Victoria Alviti dreamed of creating a foundation dedicated to the preservation of music programs in schools.
It was a dream she shared with her mother, Cranston native Sharon Alviti, just weeks before passing away at age 22 in a 2011 car accident in California.
The Victoria Alviti Music Foundation has brought that vision to fruition, connecting local students with music in a variety of ways. In September, the community is being invited to support the foundation’s work during “Music on the Green” at the Alpine Country Club.
“It’s keeping Victoria’s name alive, and her dream alive,” Sharon said. “So many people have been incredibly instrumental … It’s been a pretty amazing ride. The momentum is incredible.”
Victoria became deeply interested and involved in music at a young age. When she was a junior at Cranston High School West, Sharon moved her three daughters to California, and there Victoria’s skills truly blossomed.
As a DJ, she entertained crowds in California, Rhode Island, Hawaii and the Virgin Islands. Along the way, she also did modeling and worked as a scuba instructor.
Since her daughter’s passing, Sharon said she has been moved to learn of the number of people’s lives her daughter touched. To honor that lasting legacy, the foundation has been ambitious in its goals.

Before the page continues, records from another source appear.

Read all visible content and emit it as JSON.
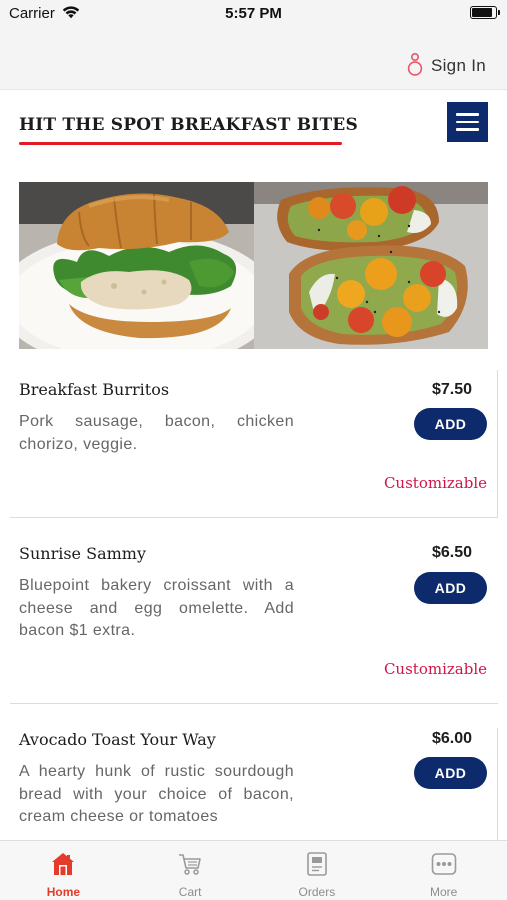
{
  "status_bar": {
    "carrier": "Carrier",
    "time": "5:57 PM",
    "battery_level": 0.85
  },
  "header": {
    "sign_in_label": "Sign In",
    "sign_in_icon": "person-icon"
  },
  "page": {
    "title": "HIT THE SPOT BREAKFAST BITES",
    "menu_icon": "hamburger-menu-icon",
    "hero_image": "croissant sandwich and avocado toast with tomatoes"
  },
  "colors": {
    "brand_navy": "#0d2a6c",
    "accent_red": "#e01b22",
    "customizable_pink": "#d0154a",
    "active_tab": "#e53b2b"
  },
  "items": [
    {
      "name": "Breakfast Burritos",
      "description": "Pork sausage, bacon, chicken chorizo, veggie.",
      "price": "$7.50",
      "add_label": "ADD",
      "customizable_label": "Customizable"
    },
    {
      "name": "Sunrise Sammy",
      "description": "Bluepoint bakery croissant with a cheese and egg omelette. Add bacon $1 extra.",
      "price": "$6.50",
      "add_label": "ADD",
      "customizable_label": "Customizable"
    },
    {
      "name": "Avocado Toast Your Way",
      "description": "A hearty hunk of rustic sourdough bread with your choice of bacon, cream cheese or tomatoes",
      "price": "$6.00",
      "add_label": "ADD"
    }
  ],
  "tabs": [
    {
      "label": "Home",
      "icon": "home-icon",
      "active": true
    },
    {
      "label": "Cart",
      "icon": "cart-icon",
      "active": false
    },
    {
      "label": "Orders",
      "icon": "orders-icon",
      "active": false
    },
    {
      "label": "More",
      "icon": "more-icon",
      "active": false
    }
  ]
}
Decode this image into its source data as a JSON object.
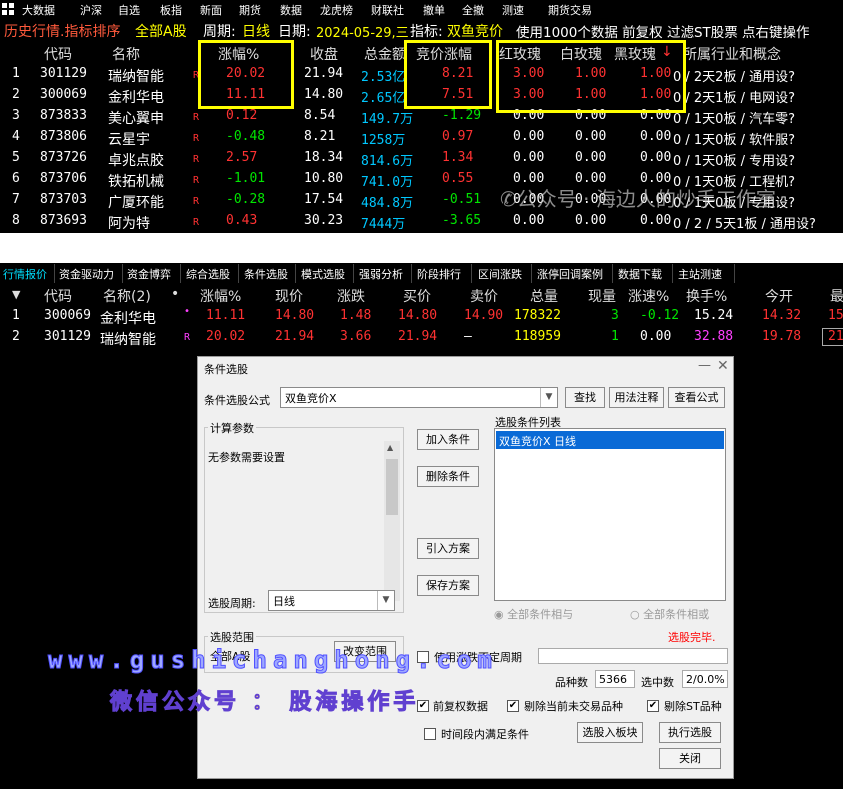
{
  "menu": [
    "大数据",
    "沪深",
    "自选",
    "板指",
    "新面",
    "期货",
    "数据",
    "龙虎榜",
    "财联社",
    "撤单",
    "全撤",
    "测速",
    "期货交易"
  ],
  "infobar": {
    "mode": "历史行情.指标排序",
    "market": "全部A股",
    "period_label": "周期:",
    "period": "日线",
    "date_label": "日期:",
    "date": "2024-05-29,三",
    "indicator_label": "指标:",
    "indicator": "双鱼竞价",
    "extra": "使用1000个数据 前复权 过滤ST股票 点右键操作"
  },
  "table1": {
    "headers": [
      "代码",
      "名称",
      "涨幅%",
      "收盘",
      "总金额",
      "竞价涨幅",
      "红玫瑰",
      "白玫瑰",
      "黑玫瑰",
      "所属行业和概念"
    ],
    "rows": [
      {
        "n": "1",
        "code": "301129",
        "name": "瑞纳智能",
        "flag": "R",
        "chg": "20.02",
        "close": "21.94",
        "amt": "2.53亿",
        "bid": "8.21",
        "red": "3.00",
        "white": "1.00",
        "black": "1.00",
        "ind": "0 / 2天2板 / 通用设?"
      },
      {
        "n": "2",
        "code": "300069",
        "name": "金利华电",
        "flag": "",
        "chg": "11.11",
        "close": "14.80",
        "amt": "2.65亿",
        "bid": "7.51",
        "red": "3.00",
        "white": "1.00",
        "black": "1.00",
        "ind": "0 / 2天1板 / 电网设?"
      },
      {
        "n": "3",
        "code": "873833",
        "name": "美心翼申",
        "flag": "R",
        "chg": "0.12",
        "close": "8.54",
        "amt": "149.7万",
        "bid": "-1.29",
        "red": "0.00",
        "white": "0.00",
        "black": "0.00",
        "ind": "0 / 1天0板 / 汽车零?"
      },
      {
        "n": "4",
        "code": "873806",
        "name": "云星宇",
        "flag": "R",
        "chg": "-0.48",
        "close": "8.21",
        "amt": "1258万",
        "bid": "0.97",
        "red": "0.00",
        "white": "0.00",
        "black": "0.00",
        "ind": "0 / 1天0板 / 软件服?"
      },
      {
        "n": "5",
        "code": "873726",
        "name": "卓兆点胶",
        "flag": "R",
        "chg": "2.57",
        "close": "18.34",
        "amt": "814.6万",
        "bid": "1.34",
        "red": "0.00",
        "white": "0.00",
        "black": "0.00",
        "ind": "0 / 1天0板 / 专用设?"
      },
      {
        "n": "6",
        "code": "873706",
        "name": "铁拓机械",
        "flag": "R",
        "chg": "-1.01",
        "close": "10.80",
        "amt": "741.0万",
        "bid": "0.55",
        "red": "0.00",
        "white": "0.00",
        "black": "0.00",
        "ind": "0 / 1天0板 / 工程机?"
      },
      {
        "n": "7",
        "code": "873703",
        "name": "广厦环能",
        "flag": "R",
        "chg": "-0.28",
        "close": "17.54",
        "amt": "484.8万",
        "bid": "-0.51",
        "red": "0.00",
        "white": "0.00",
        "black": "0.00",
        "ind": "0 / 1天0板 / 专用设?"
      },
      {
        "n": "8",
        "code": "873693",
        "name": "阿为特",
        "flag": "R",
        "chg": "0.43",
        "close": "30.23",
        "amt": "7444万",
        "bid": "-3.65",
        "red": "0.00",
        "white": "0.00",
        "black": "0.00",
        "ind": "0 / 2 / 5天1板 / 通用设?"
      }
    ]
  },
  "watermark_top": "公众号 · 海边人的炒手工作室",
  "tabs": [
    "行情报价",
    "资金驱动力",
    "资金博弈",
    "综合选股",
    "条件选股",
    "模式选股",
    "强弱分析",
    "阶段排行",
    "区间涨跌",
    "涨停回调案例",
    "数据下载",
    "主站测速"
  ],
  "table2": {
    "headers": [
      "代码",
      "名称(2)",
      "•",
      "涨幅%",
      "现价",
      "涨跌",
      "买价",
      "卖价",
      "总量",
      "现量",
      "涨速%",
      "换手%",
      "今开",
      "最"
    ],
    "rows": [
      {
        "n": "1",
        "code": "300069",
        "name": "金利华电",
        "mark": "•",
        "chg": "11.11",
        "price": "14.80",
        "diff": "1.48",
        "buy": "14.80",
        "sell": "14.90",
        "vol": "178322",
        "cur": "3",
        "speed": "-0.12",
        "turn": "15.24",
        "open": "14.32",
        "last": "15"
      },
      {
        "n": "2",
        "code": "301129",
        "name": "瑞纳智能",
        "mark": "R",
        "chg": "20.02",
        "price": "21.94",
        "diff": "3.66",
        "buy": "21.94",
        "sell": "–",
        "vol": "118959",
        "cur": "1",
        "speed": "0.00",
        "turn": "32.88",
        "open": "19.78",
        "last": "21"
      }
    ]
  },
  "dialog": {
    "title": "条件选股",
    "formula_label": "条件选股公式",
    "formula_value": "双鱼竞价X",
    "find": "查找",
    "usage": "用法注释",
    "view": "查看公式",
    "params_label": "计算参数",
    "params_text": "无参数需要设置",
    "add": "加入条件",
    "delete": "删除条件",
    "import": "引入方案",
    "save": "保存方案",
    "list_label": "选股条件列表",
    "list_items": [
      "双鱼竞价X  日线"
    ],
    "radio_and": "全部条件相与",
    "radio_or": "全部条件相或",
    "status": "选股完毕.",
    "period_label": "选股周期:",
    "period_value": "日线",
    "range_label": "选股范围",
    "range_value": "全部A股",
    "range_btn": "改变范围",
    "use_uncertain": "使用涨跌不定周期",
    "count_label": "品种数",
    "count_value": "5366",
    "selected_label": "选中数",
    "selected_value": "2/0.0%",
    "chk_prerights": "前复权数据",
    "chk_untraded": "剔除当前未交易品种",
    "chk_st": "剔除ST品种",
    "chk_timerange": "时间段内满足条件",
    "to_block": "选股入板块",
    "run": "执行选股",
    "close": "关闭"
  },
  "watermark1": "www.gushichanghong.com",
  "watermark2": "微信公众号 ： 股海操作手"
}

One of the major ways the foundation furthers Victoria’s dream is through the Link Up program, a partnership of the Rhode Island Philharmonic Orchestra and Carnegie Hall’s Weill Music Institute. The program mission is to connect the classroom with the concert hall, and while it is designed for students in grades three to five, it can also be appropriate for children of other ages. The program has hosted interactive concert experiences for students from across the state in recent years, including “The Orchestra Sings” in 2013, “The Orchestra Moves” in 2013 and “The Orchestra Rocks” this year.
Sharon said approximately 11,000 students have participated in Link Up, and the foundation’s involvement is meant to help expand access even further. Over the last two years, she said, the foundation has provided $50,000 to the orchestra toward the program.
“They’re riveted,” she said of the children who take part, noting that many send “thank you” notes – and that for many, the program is their first field trip on a bus. “They’re seeing things they never would have seen … It’s unbelievable to see the children so riveted and so engaged.”
The foundation also helps grant wishes for music teachers, helping to provide for materials, equipment or programming to enhance the music curriculum and experience for students.
“I want them to know that we’re still going, and we’re getting bigger and bigger,” Sharon said of her message to supporters and other members of the community.
“Music on the Green” will play a major role in funding the foundation’s efforts. Award-winning NBC10 journalist Alison Bologna will serve as the evening’s special guest and emcee, and a special surprise guest will perform. The gathering will include a Tuscan buffet, cash bar, raffle prizes and a silent auction.
Hundreds are expected for the event, which begins at 3:30 p.m. on Sunday, Sept. 21 at the Alpine Country Club, located at 251 Pippin Orchard Road in Cranston. Tickets are $45, and can be purchased online at www.victoriaalviti.org. Program book sponsorships can also be secured online.
The foundation can also be reached at 374-5778. Donation checks can be mailed to Victoria Alviti Music Foundation, c/o Sharon Alviti, 14 Orchard Meadows Drive, Smithfield, RI 02917.